Purpose of Lead Management Reports

Companies and organizations use Lead Management Reports to easily track their teams’ ability to contact incoming leads, who these leads are and who owns each lead. When used as part of good business practices in a Sales and Marketing department, a company can improve its sales revenue by increasing qualification efficiency as well as reduce the chances that leads (and thus revenue) are lost because of no- or slow follow-up.

Lead Management Report Example

Here is an example of Lead Management Report.

Lead Management Report Example

Lead Management Report Example

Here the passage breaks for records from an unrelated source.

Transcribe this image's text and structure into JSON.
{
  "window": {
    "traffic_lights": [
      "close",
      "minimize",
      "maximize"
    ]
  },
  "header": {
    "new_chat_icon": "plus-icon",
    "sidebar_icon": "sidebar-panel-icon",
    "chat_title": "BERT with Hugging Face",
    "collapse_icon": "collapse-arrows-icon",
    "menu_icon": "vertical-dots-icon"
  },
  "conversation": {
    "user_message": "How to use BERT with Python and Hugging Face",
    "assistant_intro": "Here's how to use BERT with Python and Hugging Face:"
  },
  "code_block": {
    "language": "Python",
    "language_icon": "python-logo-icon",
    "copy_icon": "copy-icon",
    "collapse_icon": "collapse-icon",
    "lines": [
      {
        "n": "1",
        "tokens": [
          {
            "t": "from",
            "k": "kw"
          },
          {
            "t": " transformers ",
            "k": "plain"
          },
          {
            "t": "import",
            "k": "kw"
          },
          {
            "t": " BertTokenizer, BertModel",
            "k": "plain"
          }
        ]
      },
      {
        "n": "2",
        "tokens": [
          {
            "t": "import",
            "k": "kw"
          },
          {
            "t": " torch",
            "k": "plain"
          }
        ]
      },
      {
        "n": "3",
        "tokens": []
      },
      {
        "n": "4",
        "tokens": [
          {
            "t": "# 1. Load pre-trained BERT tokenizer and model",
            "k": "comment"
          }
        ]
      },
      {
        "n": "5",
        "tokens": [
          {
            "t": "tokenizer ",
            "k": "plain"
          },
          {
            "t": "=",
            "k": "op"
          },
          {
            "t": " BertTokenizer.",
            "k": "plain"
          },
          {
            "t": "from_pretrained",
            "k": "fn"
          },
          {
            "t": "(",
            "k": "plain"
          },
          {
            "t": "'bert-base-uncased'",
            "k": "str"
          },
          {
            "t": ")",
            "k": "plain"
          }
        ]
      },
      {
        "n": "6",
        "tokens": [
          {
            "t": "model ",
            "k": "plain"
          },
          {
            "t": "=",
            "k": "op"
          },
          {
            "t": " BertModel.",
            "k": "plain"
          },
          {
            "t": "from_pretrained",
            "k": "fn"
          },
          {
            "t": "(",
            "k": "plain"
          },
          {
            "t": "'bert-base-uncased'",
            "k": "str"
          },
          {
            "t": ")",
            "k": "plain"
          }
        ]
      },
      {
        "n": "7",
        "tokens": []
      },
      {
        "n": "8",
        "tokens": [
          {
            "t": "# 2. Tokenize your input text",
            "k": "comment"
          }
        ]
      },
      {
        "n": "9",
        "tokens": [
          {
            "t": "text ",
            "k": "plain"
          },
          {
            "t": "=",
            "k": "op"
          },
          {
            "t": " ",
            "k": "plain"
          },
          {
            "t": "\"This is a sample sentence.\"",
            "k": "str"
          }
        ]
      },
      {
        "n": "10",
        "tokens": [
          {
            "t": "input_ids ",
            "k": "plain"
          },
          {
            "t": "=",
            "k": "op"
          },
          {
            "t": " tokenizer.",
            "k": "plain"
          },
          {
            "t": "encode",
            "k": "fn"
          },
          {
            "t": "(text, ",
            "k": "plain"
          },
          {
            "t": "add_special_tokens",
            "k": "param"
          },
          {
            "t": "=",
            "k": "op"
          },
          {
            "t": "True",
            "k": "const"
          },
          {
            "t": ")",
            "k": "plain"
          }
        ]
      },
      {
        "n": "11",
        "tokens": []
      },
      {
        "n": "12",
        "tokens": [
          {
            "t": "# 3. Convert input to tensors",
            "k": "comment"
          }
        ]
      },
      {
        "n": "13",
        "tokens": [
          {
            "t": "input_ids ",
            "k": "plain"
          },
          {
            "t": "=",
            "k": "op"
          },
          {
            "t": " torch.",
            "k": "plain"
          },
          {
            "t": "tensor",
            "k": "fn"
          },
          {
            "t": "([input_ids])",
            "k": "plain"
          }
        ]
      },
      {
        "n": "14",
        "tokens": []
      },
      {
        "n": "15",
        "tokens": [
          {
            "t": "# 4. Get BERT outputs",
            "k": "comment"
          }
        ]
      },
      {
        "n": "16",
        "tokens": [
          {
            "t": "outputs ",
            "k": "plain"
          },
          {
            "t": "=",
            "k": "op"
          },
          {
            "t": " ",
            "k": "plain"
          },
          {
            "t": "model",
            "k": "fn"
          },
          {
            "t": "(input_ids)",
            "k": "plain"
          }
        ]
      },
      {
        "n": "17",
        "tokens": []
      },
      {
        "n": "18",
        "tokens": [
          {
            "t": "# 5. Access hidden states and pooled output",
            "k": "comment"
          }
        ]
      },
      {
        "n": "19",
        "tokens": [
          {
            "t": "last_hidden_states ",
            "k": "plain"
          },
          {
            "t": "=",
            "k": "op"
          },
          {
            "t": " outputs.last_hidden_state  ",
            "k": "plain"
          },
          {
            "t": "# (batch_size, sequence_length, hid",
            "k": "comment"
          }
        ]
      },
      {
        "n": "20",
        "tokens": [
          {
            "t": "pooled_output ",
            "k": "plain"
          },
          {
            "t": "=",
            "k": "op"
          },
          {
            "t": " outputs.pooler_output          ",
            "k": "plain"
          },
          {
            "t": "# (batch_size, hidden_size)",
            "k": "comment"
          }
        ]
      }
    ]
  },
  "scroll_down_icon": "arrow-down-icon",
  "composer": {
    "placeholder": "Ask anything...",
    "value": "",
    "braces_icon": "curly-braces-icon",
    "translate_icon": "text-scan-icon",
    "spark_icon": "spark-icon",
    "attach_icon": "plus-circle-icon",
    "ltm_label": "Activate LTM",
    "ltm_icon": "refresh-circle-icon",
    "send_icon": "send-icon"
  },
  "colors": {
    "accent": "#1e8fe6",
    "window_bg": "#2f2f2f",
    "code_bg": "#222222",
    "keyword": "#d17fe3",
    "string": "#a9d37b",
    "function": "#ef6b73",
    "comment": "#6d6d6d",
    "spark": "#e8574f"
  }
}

You can find hundreds of additional examples here

Who Uses This Type of Report?

The typical users of this type of report are: Marketing managers, sales managers, sales people, lead managers.

Other Reports Often Used in Conjunction with Lead Management Reports

Progressive Sales and Marketing Departments sometimes use several different Lead Management Reports, along with pipeline funnel reports, marketing and sales KPI reports, sales and marketing dashboards, sales forecasts and other management and control tools.

Where Does the Data for Analysis Originate From?

The Actual (historical transactions) data typically comes from CRM and enterprise resource planning (ERP) systems like: Microsoft Dynamics 365 (D365) Finance, Microsoft Dynamics 365 Business Central (D365 BC), Microsoft Dynamics 365 (CRM), Microsoft Dynamics AX, Microsoft Dynamics NAV, Microsoft Dynamics GP, Microsoft Dynamics SL, Sage Intacct, Sage 100, Sage 300, Sage 500, Sage X3, SAP Business One, SAP ByDesign, Acumatica, Netsuite, Salesforce, Hubspot and others.

In analyses where budgets or forecasts are used, the planning data most often originates from in-house Excel spreadsheet models or from professional corporate performance management (CPM/EPM) solutions.

What Tools are Typically used for Reporting, Planning and Dashboards?

Examples of business software used with the data and ERPs mentioned above are:

  • Native ERP report writers and query tools
  • Spreadsheets (for example Microsoft Excel)
  • Corporate Performance Management (CPM) tools (for example Solver)
  • Dashboards (for example Microsoft Power BI and Tableau)

Corporate Performance Management (CPM) Cloud Solutions and More Examples